After the German Capitulation in May 1945, returned to the United States; was re-equipped with B-29 Superfortress bombers and trained under Second Air Force for deployment to the Pacific Theater. However, with the Japanese Capitulation in August, the training ended and most personnel demobilized by the end of October. Remained in active status but not fully manned or equipped, and subsequently inactivated in early 1946 due to budget restrictions.

Not manned or equipped, 23 May 1947-20 Sep 1948. Practiced electronic countermeasures with B-29 aircraft from c. 1952 until conversion to B-47 Stratojet jet medium bombers in 1954. Between 1954 and 1965, the 513 Bombardment Squadron flew a long series of simulated combat bombardment missions to maintain readiness as a unit of the Strategic Air Command, testing electronic warfare devices and radar techniques, using B-47 and EB-47 aircraft. Inactivated in 1965 with the retirement of the B-47.

Between 1992 and 1997, conducted operational test and evaluation of B-52, B-1, and KC-135 aircraft and support systems.

Activated in Apr 2010 with an electronic warfare mission, reprogramming the F-35.


  • Constituted as 513th Bombardment Squadron (Heavy) on 19 Oct 1942
Activated on 31 Oct 1942
Redesignated as 513th Bombardment Squadron, Very Heavy on 23 May 1945
Inactivated on 31 Mar 1946
  • Redesignated as 513th Reconnaissance Squadron, Very Long Range, Weather on 6 May 1947
Activated on 23 May 1947
Inactivated on 20 Sep 1948
  • Activated on 10 Aug 1949
Inactivated on 20 Feb 1951
  • Redesignated as 513th Bombardment Squadron, Medium on 25 May 1951
Activated on 1 Jun 1951
Discontinued and inactivated on 15 Mar 1965
  • Redesignated as 513th Test Squadron on 12 Feb 1986
Activated on 1 Jul 1986
Redesignated as 513th Engineering and Test Squadron on 15 Apr 1993
Inactivated on 31 May 1997
  • Redesignated as 513th Electronic Warfare Squadron on 30 Mar 2010
Activated on 23 Apr 2010

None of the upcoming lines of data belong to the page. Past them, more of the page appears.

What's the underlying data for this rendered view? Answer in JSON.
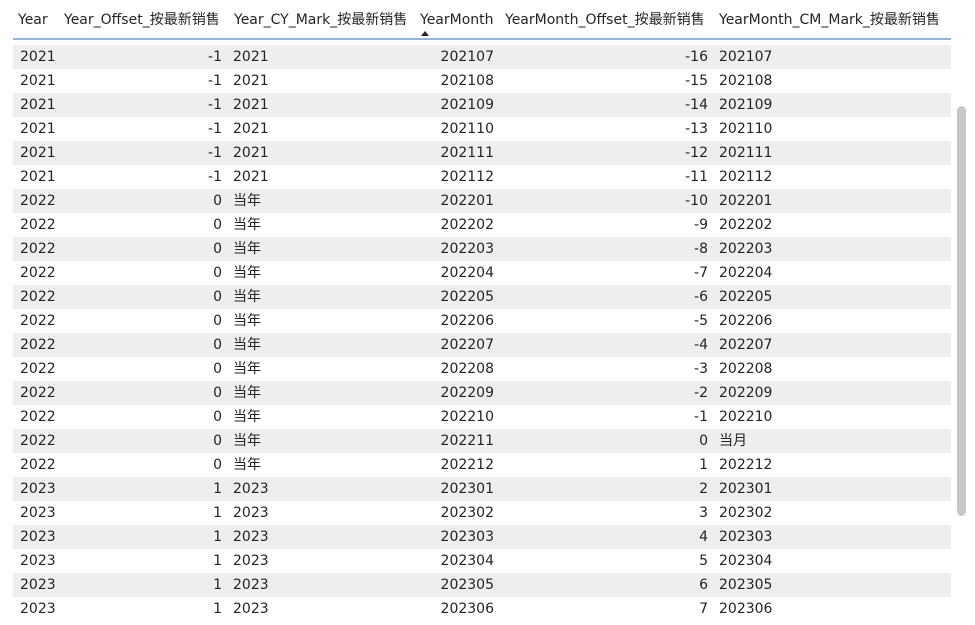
{
  "table": {
    "columns": [
      {
        "key": "year",
        "label": "Year"
      },
      {
        "key": "year_offset",
        "label": "Year_Offset_按最新销售"
      },
      {
        "key": "year_cy_mark",
        "label": "Year_CY_Mark_按最新销售"
      },
      {
        "key": "yearmonth",
        "label": "YearMonth"
      },
      {
        "key": "yearmonth_offset",
        "label": "YearMonth_Offset_按最新销售"
      },
      {
        "key": "yearmonth_cm_mark",
        "label": "YearMonth_CM_Mark_按最新销售"
      }
    ],
    "sort": {
      "column": "YearMonth",
      "direction": "ascending"
    },
    "rows": [
      {
        "year": "2021",
        "year_offset": "-1",
        "year_cy_mark": "2021",
        "yearmonth": "202107",
        "yearmonth_offset": "-16",
        "yearmonth_cm_mark": "202107"
      },
      {
        "year": "2021",
        "year_offset": "-1",
        "year_cy_mark": "2021",
        "yearmonth": "202108",
        "yearmonth_offset": "-15",
        "yearmonth_cm_mark": "202108"
      },
      {
        "year": "2021",
        "year_offset": "-1",
        "year_cy_mark": "2021",
        "yearmonth": "202109",
        "yearmonth_offset": "-14",
        "yearmonth_cm_mark": "202109"
      },
      {
        "year": "2021",
        "year_offset": "-1",
        "year_cy_mark": "2021",
        "yearmonth": "202110",
        "yearmonth_offset": "-13",
        "yearmonth_cm_mark": "202110"
      },
      {
        "year": "2021",
        "year_offset": "-1",
        "year_cy_mark": "2021",
        "yearmonth": "202111",
        "yearmonth_offset": "-12",
        "yearmonth_cm_mark": "202111"
      },
      {
        "year": "2021",
        "year_offset": "-1",
        "year_cy_mark": "2021",
        "yearmonth": "202112",
        "yearmonth_offset": "-11",
        "yearmonth_cm_mark": "202112"
      },
      {
        "year": "2022",
        "year_offset": "0",
        "year_cy_mark": "当年",
        "yearmonth": "202201",
        "yearmonth_offset": "-10",
        "yearmonth_cm_mark": "202201"
      },
      {
        "year": "2022",
        "year_offset": "0",
        "year_cy_mark": "当年",
        "yearmonth": "202202",
        "yearmonth_offset": "-9",
        "yearmonth_cm_mark": "202202"
      },
      {
        "year": "2022",
        "year_offset": "0",
        "year_cy_mark": "当年",
        "yearmonth": "202203",
        "yearmonth_offset": "-8",
        "yearmonth_cm_mark": "202203"
      },
      {
        "year": "2022",
        "year_offset": "0",
        "year_cy_mark": "当年",
        "yearmonth": "202204",
        "yearmonth_offset": "-7",
        "yearmonth_cm_mark": "202204"
      },
      {
        "year": "2022",
        "year_offset": "0",
        "year_cy_mark": "当年",
        "yearmonth": "202205",
        "yearmonth_offset": "-6",
        "yearmonth_cm_mark": "202205"
      },
      {
        "year": "2022",
        "year_offset": "0",
        "year_cy_mark": "当年",
        "yearmonth": "202206",
        "yearmonth_offset": "-5",
        "yearmonth_cm_mark": "202206"
      },
      {
        "year": "2022",
        "year_offset": "0",
        "year_cy_mark": "当年",
        "yearmonth": "202207",
        "yearmonth_offset": "-4",
        "yearmonth_cm_mark": "202207"
      },
      {
        "year": "2022",
        "year_offset": "0",
        "year_cy_mark": "当年",
        "yearmonth": "202208",
        "yearmonth_offset": "-3",
        "yearmonth_cm_mark": "202208"
      },
      {
        "year": "2022",
        "year_offset": "0",
        "year_cy_mark": "当年",
        "yearmonth": "202209",
        "yearmonth_offset": "-2",
        "yearmonth_cm_mark": "202209"
      },
      {
        "year": "2022",
        "year_offset": "0",
        "year_cy_mark": "当年",
        "yearmonth": "202210",
        "yearmonth_offset": "-1",
        "yearmonth_cm_mark": "202210"
      },
      {
        "year": "2022",
        "year_offset": "0",
        "year_cy_mark": "当年",
        "yearmonth": "202211",
        "yearmonth_offset": "0",
        "yearmonth_cm_mark": "当月"
      },
      {
        "year": "2022",
        "year_offset": "0",
        "year_cy_mark": "当年",
        "yearmonth": "202212",
        "yearmonth_offset": "1",
        "yearmonth_cm_mark": "202212"
      },
      {
        "year": "2023",
        "year_offset": "1",
        "year_cy_mark": "2023",
        "yearmonth": "202301",
        "yearmonth_offset": "2",
        "yearmonth_cm_mark": "202301"
      },
      {
        "year": "2023",
        "year_offset": "1",
        "year_cy_mark": "2023",
        "yearmonth": "202302",
        "yearmonth_offset": "3",
        "yearmonth_cm_mark": "202302"
      },
      {
        "year": "2023",
        "year_offset": "1",
        "year_cy_mark": "2023",
        "yearmonth": "202303",
        "yearmonth_offset": "4",
        "yearmonth_cm_mark": "202303"
      },
      {
        "year": "2023",
        "year_offset": "1",
        "year_cy_mark": "2023",
        "yearmonth": "202304",
        "yearmonth_offset": "5",
        "yearmonth_cm_mark": "202304"
      },
      {
        "year": "2023",
        "year_offset": "1",
        "year_cy_mark": "2023",
        "yearmonth": "202305",
        "yearmonth_offset": "6",
        "yearmonth_cm_mark": "202305"
      },
      {
        "year": "2023",
        "year_offset": "1",
        "year_cy_mark": "2023",
        "yearmonth": "202306",
        "yearmonth_offset": "7",
        "yearmonth_cm_mark": "202306"
      }
    ]
  },
  "icons": {
    "sort": "sort-ascending-icon"
  },
  "colors": {
    "header_border": "#8fb5de",
    "row_alt": "#eeeeee",
    "text": "#252423",
    "scrollbar": "#c8c8c8"
  }
}
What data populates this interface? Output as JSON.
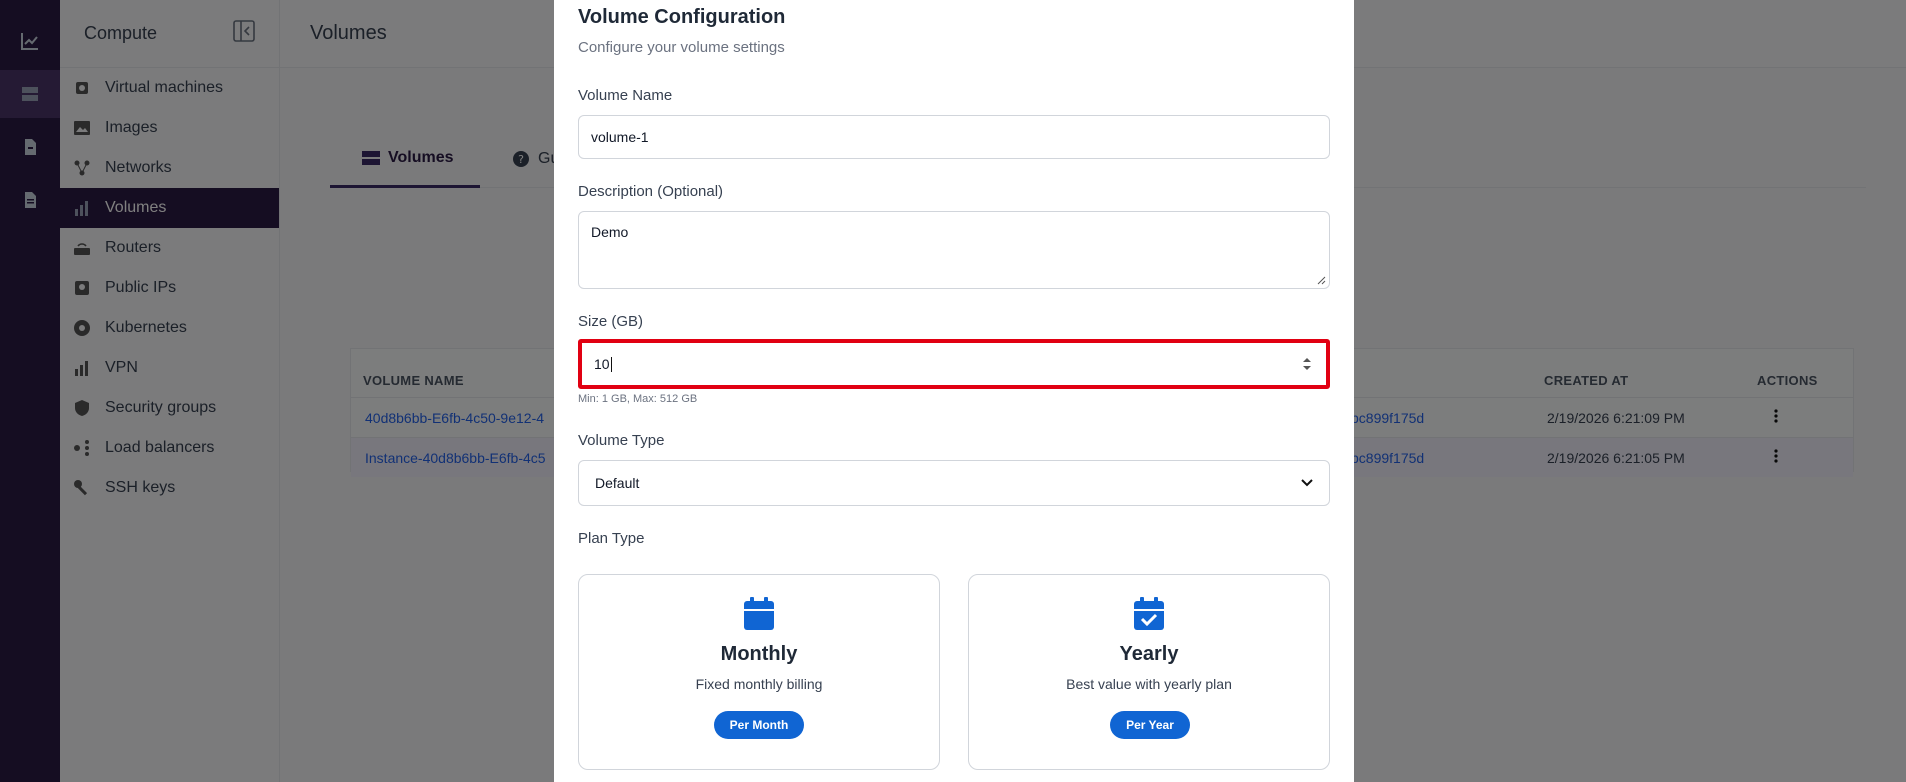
{
  "sidebar": {
    "title": "Compute",
    "items": [
      {
        "label": "Virtual machines"
      },
      {
        "label": "Images"
      },
      {
        "label": "Networks"
      },
      {
        "label": "Volumes"
      },
      {
        "label": "Routers"
      },
      {
        "label": "Public IPs"
      },
      {
        "label": "Kubernetes"
      },
      {
        "label": "VPN"
      },
      {
        "label": "Security groups"
      },
      {
        "label": "Load balancers"
      },
      {
        "label": "SSH keys"
      }
    ],
    "active_index": 3
  },
  "main": {
    "title": "Volumes",
    "tabs": [
      {
        "label": "Volumes"
      },
      {
        "label": "Gu"
      }
    ],
    "table": {
      "headers": [
        "VOLUME NAME",
        "CREATED AT",
        "ACTIONS"
      ],
      "rows": [
        {
          "name": "40d8b6bb-E6fb-4c50-9e12-4",
          "instance": "bc899f175d",
          "created": "2/19/2026 6:21:09 PM"
        },
        {
          "name": "Instance-40d8b6bb-E6fb-4c5",
          "instance": "bc899f175d",
          "created": "2/19/2026 6:21:05 PM"
        }
      ]
    }
  },
  "modal": {
    "title": "Volume Configuration",
    "subtitle": "Configure your volume settings",
    "name_label": "Volume Name",
    "name_value": "volume-1",
    "desc_label": "Description (Optional)",
    "desc_value": "Demo",
    "size_label": "Size (GB)",
    "size_value": "10",
    "size_hint": "Min: 1 GB, Max: 512 GB",
    "type_label": "Volume Type",
    "type_value": "Default",
    "plan_label": "Plan Type",
    "plans": [
      {
        "name": "Monthly",
        "desc": "Fixed monthly billing",
        "button": "Per Month",
        "icon": "calendar-icon"
      },
      {
        "name": "Yearly",
        "desc": "Best value with yearly plan",
        "button": "Per Year",
        "icon": "calendar-check-icon"
      }
    ]
  },
  "colors": {
    "rail": "#2b1a45",
    "accent": "#1065d3",
    "highlight": "#e10012"
  }
}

Attached to SAC Combat Operations Staff entire period




 This article incorporates public domain material from the Air Force Historical Research Agency website http://www.afhra.af.mil/.